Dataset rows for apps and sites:

^^^^

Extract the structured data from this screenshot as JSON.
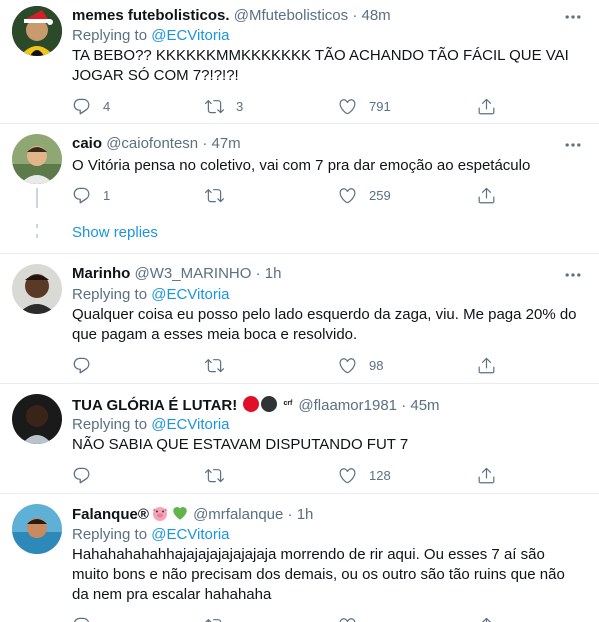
{
  "tweets": [
    {
      "name": "memes futebolisticos.",
      "handle": "@Mfutebolisticos",
      "sep": "·",
      "time": "48m",
      "replying_label": "Replying to",
      "replying_to": "@ECVitoria",
      "text_lines": [
        "TA BEBO?? KKKKKKMMKKKKKKK TÃO ACHANDO TÃO FÁCIL QUE VAI",
        "JOGAR SÓ COM 7?!?!?!"
      ],
      "replies": "4",
      "retweets": "3",
      "likes": "791"
    },
    {
      "name": "caio",
      "handle": "@caiofontesn",
      "sep": "·",
      "time": "47m",
      "text_lines": [
        "O Vitória pensa no coletivo, vai com 7 pra dar emoção ao espetáculo"
      ],
      "replies": "1",
      "retweets": "",
      "likes": "259",
      "show_replies": "Show replies"
    },
    {
      "name": "Marinho",
      "handle": "@W3_MARINHO",
      "sep": "·",
      "time": "1h",
      "replying_label": "Replying to",
      "replying_to": "@ECVitoria",
      "text_lines": [
        "Qualquer coisa eu posso pelo lado esquerdo da zaga, viu. Me paga 20% do",
        "que pagam a esses meia boca e resolvido."
      ],
      "replies": "",
      "retweets": "",
      "likes": "98"
    },
    {
      "name": "TUA GLÓRIA É LUTAR!",
      "name_badge_text": "crf",
      "handle": "@flaamor1981",
      "sep": "·",
      "time": "45m",
      "replying_label": "Replying to",
      "replying_to": "@ECVitoria",
      "text_lines": [
        "NÃO SABIA QUE ESTAVAM DISPUTANDO FUT 7"
      ],
      "replies": "",
      "retweets": "",
      "likes": "128"
    },
    {
      "name": "Falanque®",
      "handle": "@mrfalanque",
      "sep": "·",
      "time": "1h",
      "replying_label": "Replying to",
      "replying_to": "@ECVitoria",
      "text_lines": [
        "Hahahahahahhajajajajajajajaja morrendo de rir aqui. Ou esses 7 aí são",
        "muito bons e não precisam dos demais, ou os outro são tão ruins que não",
        "da nem pra escalar hahahaha"
      ],
      "replies": "",
      "retweets": "",
      "likes": ""
    }
  ],
  "colors": {
    "accent": "#1b95e0",
    "secondary_text": "#5b7083",
    "border": "#e6ecf0",
    "badge_red": "#e0102a",
    "badge_black": "#2f3336",
    "pig": "#f4a6b8",
    "heart_green": "#5fb54a"
  },
  "icons": [
    "reply-icon",
    "retweet-icon",
    "like-icon",
    "share-icon",
    "more-icon"
  ]
}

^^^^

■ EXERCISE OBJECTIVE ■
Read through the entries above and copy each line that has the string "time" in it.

■ ANSWER TO THIS TASK ■
      "time": "48m",
      "time": "47m",
      "time": "1h",
      "time": "45m",
      "time": "1h",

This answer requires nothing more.